Complete, exact copies of all entries are needed.

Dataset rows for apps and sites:
□ □ □ □
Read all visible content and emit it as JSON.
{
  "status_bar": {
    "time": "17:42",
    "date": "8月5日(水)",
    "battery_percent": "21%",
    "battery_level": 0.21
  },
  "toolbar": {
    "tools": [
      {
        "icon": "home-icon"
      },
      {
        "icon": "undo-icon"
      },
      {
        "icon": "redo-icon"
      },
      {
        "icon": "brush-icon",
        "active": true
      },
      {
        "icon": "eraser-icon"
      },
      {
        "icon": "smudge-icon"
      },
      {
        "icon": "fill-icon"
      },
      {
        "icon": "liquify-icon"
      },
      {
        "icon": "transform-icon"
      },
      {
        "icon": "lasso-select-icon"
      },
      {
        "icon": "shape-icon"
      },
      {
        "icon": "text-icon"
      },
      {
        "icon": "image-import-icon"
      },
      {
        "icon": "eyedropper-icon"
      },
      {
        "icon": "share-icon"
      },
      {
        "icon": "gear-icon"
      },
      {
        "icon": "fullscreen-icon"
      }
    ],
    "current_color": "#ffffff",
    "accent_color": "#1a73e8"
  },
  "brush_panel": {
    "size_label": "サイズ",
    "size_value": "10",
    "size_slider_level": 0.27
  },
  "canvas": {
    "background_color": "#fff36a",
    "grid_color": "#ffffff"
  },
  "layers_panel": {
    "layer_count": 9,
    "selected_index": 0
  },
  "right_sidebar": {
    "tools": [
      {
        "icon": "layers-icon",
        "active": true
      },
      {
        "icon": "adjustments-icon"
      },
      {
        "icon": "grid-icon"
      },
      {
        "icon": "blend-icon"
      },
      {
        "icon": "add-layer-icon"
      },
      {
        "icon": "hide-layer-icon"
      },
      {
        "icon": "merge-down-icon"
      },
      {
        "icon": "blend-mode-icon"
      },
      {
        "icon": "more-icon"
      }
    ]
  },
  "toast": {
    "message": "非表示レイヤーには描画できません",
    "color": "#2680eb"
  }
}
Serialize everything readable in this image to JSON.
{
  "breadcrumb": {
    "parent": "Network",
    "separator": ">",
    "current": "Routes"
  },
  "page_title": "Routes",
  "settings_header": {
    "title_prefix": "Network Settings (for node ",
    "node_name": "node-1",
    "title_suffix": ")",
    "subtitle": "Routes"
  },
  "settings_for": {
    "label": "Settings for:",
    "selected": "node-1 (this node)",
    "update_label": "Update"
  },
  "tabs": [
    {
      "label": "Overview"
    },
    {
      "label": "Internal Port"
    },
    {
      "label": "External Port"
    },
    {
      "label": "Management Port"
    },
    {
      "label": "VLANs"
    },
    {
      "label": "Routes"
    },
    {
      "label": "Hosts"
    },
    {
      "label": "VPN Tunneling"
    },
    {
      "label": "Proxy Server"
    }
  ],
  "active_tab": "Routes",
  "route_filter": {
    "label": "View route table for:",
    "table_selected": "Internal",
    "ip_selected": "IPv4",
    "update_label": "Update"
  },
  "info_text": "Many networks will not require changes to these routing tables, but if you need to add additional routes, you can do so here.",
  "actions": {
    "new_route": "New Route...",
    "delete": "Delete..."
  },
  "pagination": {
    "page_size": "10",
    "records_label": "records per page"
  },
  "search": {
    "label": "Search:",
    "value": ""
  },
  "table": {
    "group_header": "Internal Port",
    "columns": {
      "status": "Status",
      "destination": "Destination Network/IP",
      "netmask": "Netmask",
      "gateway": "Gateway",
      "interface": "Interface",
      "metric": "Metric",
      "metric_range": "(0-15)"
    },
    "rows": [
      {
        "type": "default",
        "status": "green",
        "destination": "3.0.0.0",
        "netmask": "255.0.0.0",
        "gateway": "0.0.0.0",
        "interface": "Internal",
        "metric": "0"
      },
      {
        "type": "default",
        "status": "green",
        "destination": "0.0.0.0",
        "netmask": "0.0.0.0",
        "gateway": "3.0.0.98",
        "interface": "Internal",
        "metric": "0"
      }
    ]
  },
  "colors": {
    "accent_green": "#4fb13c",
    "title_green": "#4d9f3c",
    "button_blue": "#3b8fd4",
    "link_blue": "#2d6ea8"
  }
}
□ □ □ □
:: Written solution ::
Read all visible content and emit it as JSON.
{
  "status_bar": {
    "time": "17:42",
    "date": "8月5日(水)",
    "battery_percent": "21%",
    "battery_level": 0.21
  },
  "toolbar": {
    "tools": [
      {
        "icon": "home-icon"
      },
      {
        "icon": "undo-icon"
      },
      {
        "icon": "redo-icon"
      },
      {
        "icon": "brush-icon",
        "active": true
      },
      {
        "icon": "eraser-icon"
      },
      {
        "icon": "smudge-icon"
      },
      {
        "icon": "fill-icon"
      },
      {
        "icon": "liquify-icon"
      },
      {
        "icon": "transform-icon"
      },
      {
        "icon": "lasso-select-icon"
      },
      {
        "icon": "shape-icon"
      },
      {
        "icon": "text-icon"
      },
      {
        "icon": "image-import-icon"
      },
      {
        "icon": "eyedropper-icon"
      },
      {
        "icon": "share-icon"
      },
      {
        "icon": "gear-icon"
      },
      {
        "icon": "fullscreen-icon"
      }
    ],
    "current_color": "#ffffff",
    "accent_color": "#1a73e8"
  },
  "brush_panel": {
    "size_label": "サイズ",
    "size_value": "10",
    "size_slider_level": 0.27
  },
  "canvas": {
    "background_color": "#fff36a",
    "grid_color": "#ffffff"
  },
  "layers_panel": {
    "layer_count": 9,
    "selected_index": 0
  },
  "right_sidebar": {
    "tools": [
      {
        "icon": "layers-icon",
        "active": true
      },
      {
        "icon": "adjustments-icon"
      },
      {
        "icon": "grid-icon"
      },
      {
        "icon": "blend-icon"
      },
      {
        "icon": "add-layer-icon"
      },
      {
        "icon": "hide-layer-icon"
      },
      {
        "icon": "merge-down-icon"
      },
      {
        "icon": "blend-mode-icon"
      },
      {
        "icon": "more-icon"
      }
    ]
  },
  "toast": {
    "message": "非表示レイヤーには描画できません",
    "color": "#2680eb"
  }
}
Serialize everything readable in this image to JSON.
{
  "breadcrumb": {
    "parent": "Network",
    "separator": ">",
    "current": "Routes"
  },
  "page_title": "Routes",
  "settings_header": {
    "title_prefix": "Network Settings (for node ",
    "node_name": "node-1",
    "title_suffix": ")",
    "subtitle": "Routes"
  },
  "settings_for": {
    "label": "Settings for:",
    "selected": "node-1 (this node)",
    "update_label": "Update"
  },
  "tabs": [
    {
      "label": "Overview"
    },
    {
      "label": "Internal Port"
    },
    {
      "label": "External Port"
    },
    {
      "label": "Management Port"
    },
    {
      "label": "VLANs"
    },
    {
      "label": "Routes"
    },
    {
      "label": "Hosts"
    },
    {
      "label": "VPN Tunneling"
    },
    {
      "label": "Proxy Server"
    }
  ],
  "active_tab": "Routes",
  "route_filter": {
    "label": "View route table for:",
    "table_selected": "Internal",
    "ip_selected": "IPv4",
    "update_label": "Update"
  },
  "info_text": "Many networks will not require changes to these routing tables, but if you need to add additional routes, you can do so here.",
  "actions": {
    "new_route": "New Route...",
    "delete": "Delete..."
  },
  "pagination": {
    "page_size": "10",
    "records_label": "records per page"
  },
  "search": {
    "label": "Search:",
    "value": ""
  },
  "table": {
    "group_header": "Internal Port",
    "columns": {
      "status": "Status",
      "destination": "Destination Network/IP",
      "netmask": "Netmask",
      "gateway": "Gateway",
      "interface": "Interface",
      "metric": "Metric",
      "metric_range": "(0-15)"
    },
    "rows": [
      {
        "type": "default",
        "status": "green",
        "destination": "3.0.0.0",
        "netmask": "255.0.0.0",
        "gateway": "0.0.0.0",
        "interface": "Internal",
        "metric": "0"
      },
      {
        "type": "default",
        "status": "green",
        "destination": "0.0.0.0",
        "netmask": "0.0.0.0",
        "gateway": "3.0.0.98",
        "interface": "Internal",
        "metric": "0"
      }
    ]
  },
  "colors": {
    "accent_green": "#4fb13c",
    "title_green": "#4d9f3c",
    "button_blue": "#3b8fd4",
    "link_blue": "#2d6ea8"
  }
}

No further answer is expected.